⇒ Types of academic tertiary sources
In the discipline of History, secondary sources interpret and analyze primary sources, and are removed in time from the events they discuss. They can be scholarly or non-scholarly/popular.
Scholarly monographs: Book length scholarly works that discuss a single topic in depth, present original research, and are written by a single author (or occasionally co-authors). Monographs are great for offering both breadth and depth on a particular topic.
Edited collections: Book length scholarly works that are organized by an editor(s), where each chapter is an essay written by a different person presenting their own research, and where the chapters offer different perspectives on a common academic theme.
Scholarly journal articles: A shorter scholarly work (~10-30 pages) published in a single issue of a scholarly journal (which is published on an on-going basis). Journal articles tend to focus on a very narrow aspect of a larger topic.
Try limiting searches by:
Still looking for information or overwhelmed by LibrarySearch results? Use one of history-specific journal article databases on the ARTICLES tab of this guide. Recommended databases:
How to use America History & Life (2:07 min)
All advice in this video also applies to using Historical Abstracts
Primary sources take many forms, and the most appropriate or helpful type of primary source will depend on your topic. Some types of primary sources that are broadly helpful in undergraduate History courses, and relatively easy to find, include:
Laws, policies and official reports: Nazi Nuremberg Laws (Sept. 1935); Royal Commission ... to investigate the facts relating to and the circumstances surrounding the communication, by public officials and other persons in positions of trust, of secret and confidential information to agents of a foreign power. (June, 1946)
Newspaper articles: The Latest War News: A Raid of Stuart's Cavalry Across the Potomac at Williamsport (Sept. 1862)
Organizational records, publications or propaganda: Women's voice against the liquor traffic: Must we wait longer? Has there not been enough of woe and wretchedness . . . Women's Christian Temperance Union 18??.
Memoirs, personal narratives, diaries and letters: Commitment and sacrifice : personal diaries from the Great War
Use terminology from the time period you are studying - e.g., Great War vs. World War, North-West Territories vs. Alberta
If the search tool offers the option to limit by date, use it. Be very specific to the time period you are studying, especially with newspapers.

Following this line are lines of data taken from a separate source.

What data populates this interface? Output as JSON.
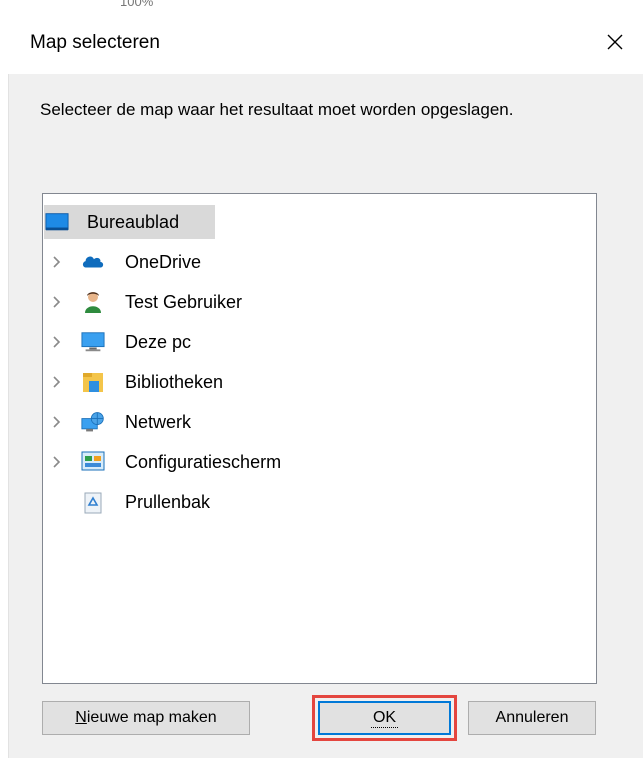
{
  "background": {
    "peek_text": "100%"
  },
  "dialog": {
    "title": "Map selecteren",
    "instruction": "Selecteer de map waar het resultaat moet worden opgeslagen."
  },
  "tree": {
    "root": {
      "label": "Bureaublad",
      "icon": "desktop-icon",
      "selected": true
    },
    "items": [
      {
        "label": "OneDrive",
        "icon": "onedrive-icon",
        "expandable": true
      },
      {
        "label": "Test Gebruiker",
        "icon": "user-icon",
        "expandable": true
      },
      {
        "label": "Deze pc",
        "icon": "computer-icon",
        "expandable": true
      },
      {
        "label": "Bibliotheken",
        "icon": "libraries-icon",
        "expandable": true
      },
      {
        "label": "Netwerk",
        "icon": "network-icon",
        "expandable": true
      },
      {
        "label": "Configuratiescherm",
        "icon": "control-panel-icon",
        "expandable": true
      },
      {
        "label": "Prullenbak",
        "icon": "recycle-bin-icon",
        "expandable": false
      }
    ]
  },
  "buttons": {
    "new_folder": "Nieuwe map maken",
    "new_folder_mnemonic": "N",
    "new_folder_rest": "ieuwe map maken",
    "ok": "OK",
    "cancel": "Annuleren"
  },
  "colors": {
    "highlight_border": "#e4463f",
    "focus_blue": "#0078d7",
    "selection": "#d9d9d9"
  }
}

Primary Sources for History
1:42 - General tips for finding primary sources
4:03 - Finding primary sources in MRU LibrarySearch
5:29 - Finding primary sources via Google
6:55 - Finding primary sources via MRU History Guide, including historical newspapers
Visit the Primary Sources tab of this guide for more advice and access to MRU's digital primary source collections.
Call number: The address for a physical library item, so you can find it on the shelf. In MRU's LibrarySearch, it is displayed below the title of the book. You can follow the locate icon for a map to the book on its shelf.
MRU Chicago Style Citation Resources: Includes a guide for using Chicago style, examples, and instructions for inserting footnotes.